Why social media conversations can no longer be regarded as folly? By @text100uk
By Dan Baxter, Managing Director, Text 100
Text 100 is sponsoring Social Media World Forum in London next week. We’re doing this not just because we fundamentally believe in the power of social but also because we feel we are at a crucial point in its maturity.
Social media has experienced its own coming-of-age over the last couple of years. It has moved from playing a cameo in daily business life, to being a central character receiving both commercial and critical plaudits.
To finish the movie analogy (not before time), even just 12 months ago it was easy to find those that viewed social media as the folly of the few which would soon be ‘found-out’ to be the magician’s latest trick. However, this has all changed.
Today, it is practically impossible to find any brand, irrespective of size and sector, which isn’t embracing social media and grappling with how digital thinking can make the biggest impact.

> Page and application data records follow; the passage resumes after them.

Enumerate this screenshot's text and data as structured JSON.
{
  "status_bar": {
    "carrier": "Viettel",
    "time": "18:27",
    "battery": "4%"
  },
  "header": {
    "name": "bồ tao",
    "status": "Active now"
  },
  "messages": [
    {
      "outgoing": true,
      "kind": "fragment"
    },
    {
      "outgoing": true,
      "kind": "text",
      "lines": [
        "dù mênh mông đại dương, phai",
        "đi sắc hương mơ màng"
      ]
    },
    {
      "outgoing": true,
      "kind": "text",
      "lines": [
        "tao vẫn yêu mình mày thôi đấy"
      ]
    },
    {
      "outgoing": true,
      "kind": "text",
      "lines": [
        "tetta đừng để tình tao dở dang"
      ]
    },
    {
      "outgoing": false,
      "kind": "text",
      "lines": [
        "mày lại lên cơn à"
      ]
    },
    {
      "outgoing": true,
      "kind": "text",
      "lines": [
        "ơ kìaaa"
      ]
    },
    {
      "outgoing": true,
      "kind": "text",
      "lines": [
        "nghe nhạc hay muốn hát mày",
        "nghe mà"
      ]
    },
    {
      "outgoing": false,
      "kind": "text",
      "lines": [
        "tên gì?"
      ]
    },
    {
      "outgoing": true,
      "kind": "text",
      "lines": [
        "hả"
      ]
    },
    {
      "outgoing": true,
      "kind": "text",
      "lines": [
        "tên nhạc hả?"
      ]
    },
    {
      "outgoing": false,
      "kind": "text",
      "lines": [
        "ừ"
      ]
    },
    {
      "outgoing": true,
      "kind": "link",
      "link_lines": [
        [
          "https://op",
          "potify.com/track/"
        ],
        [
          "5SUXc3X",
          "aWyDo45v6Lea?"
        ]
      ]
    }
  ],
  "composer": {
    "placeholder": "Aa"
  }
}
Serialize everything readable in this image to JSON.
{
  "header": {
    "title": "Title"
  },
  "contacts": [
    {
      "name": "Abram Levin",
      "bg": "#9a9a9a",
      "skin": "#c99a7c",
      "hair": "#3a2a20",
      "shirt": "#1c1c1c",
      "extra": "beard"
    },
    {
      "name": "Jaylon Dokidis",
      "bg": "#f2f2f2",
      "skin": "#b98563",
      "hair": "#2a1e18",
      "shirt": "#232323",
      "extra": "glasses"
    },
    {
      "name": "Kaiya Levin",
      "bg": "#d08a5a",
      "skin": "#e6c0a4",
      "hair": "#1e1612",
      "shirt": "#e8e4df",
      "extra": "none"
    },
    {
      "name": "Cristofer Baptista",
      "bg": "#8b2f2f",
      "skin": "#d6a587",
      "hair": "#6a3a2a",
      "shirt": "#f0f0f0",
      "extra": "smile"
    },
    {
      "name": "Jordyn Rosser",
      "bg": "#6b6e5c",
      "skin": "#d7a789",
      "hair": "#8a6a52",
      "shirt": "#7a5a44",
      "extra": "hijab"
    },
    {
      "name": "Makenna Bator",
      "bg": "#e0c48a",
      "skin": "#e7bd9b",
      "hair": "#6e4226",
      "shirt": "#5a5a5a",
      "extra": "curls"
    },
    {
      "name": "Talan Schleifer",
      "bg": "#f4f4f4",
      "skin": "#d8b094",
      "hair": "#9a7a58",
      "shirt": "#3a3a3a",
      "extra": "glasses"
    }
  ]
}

When your local Indian take-away is building a substantial Facebook and Twitter following, you know the mainstream is on-board.
The conversation has largely moved on too, however we’re definitely not there yet. With maturity comes a different set of challenges. Challenges that can be harder to overcome and that need passionate, inspirational people to come together and share experiences, perspectives and vision.
Whereas debate has raged long and hard about measurement, infrastructure and ownership, the quality of both technology and thinking means these obstacles no longer feel insurmountable. The emphasis now needs to lie in helping brands identify how to gain greater impact for their business, moving communications into areas such as customer relationship management, new product development, responsive marketing and ultimately sales. It’s about behaviour change.
Social needs to move from being solely looked after by the communications team, and is now changing the face of industries such as retail, broadcasting, marketing and b2b business. Industries which are all going to be represented by expert from companies like Ford, Facebook, LinkedIn, IBM and Nokia that are all leading this change.
This is why we are proud to be attending Social Media World Forum and sponsoring the TweetWall next week in London.
For all of the value in bringing people together, attending debates, networking and learning from peers, we are in no doubt that it will be the social discussion online that will both help inform and drive the debate, as well as connect with other similar-minded folk. And is much more inclusive than limiting the discussion to that which takes place in the four very big walls in Kensington Olympia.
The quality of speakers is inspiring, and we’re looking forward to both participating in workshops and panels and sharing research in how social media is impacting how journalists work which we are really excited about.
The Tweetwall is just by the bar in the main exhibition space. We’ll be there, so swing by and have a chat. And if you can’t be there, then don’t forget to tweet (#smwf).
About the Author
Dan is managing director of Text 100 London and brings over a decade’s experience in driving corporate and technology campaigns for some of the world’s most exciting technology brands.
With a passion for storytelling, and understanding what makes audiences tick, Dan has run award-winning international and UK PR programmes for companies including IBM, Intel, AMD and Nokia, as well as a range of innovative start-ups.
Dan will be speaking on “The changing role of PR in the social media environment” at 5pm on Day 1. You can follow him on Twitter here.
Dan contributes to the Text 100 UK Blog
Text100 UK are official sponsors of the Twitterwall at SMWF Europe taking place on the 27th – 28th March at the Olympia, London. To confirm you place and hear more from Text100 please click here.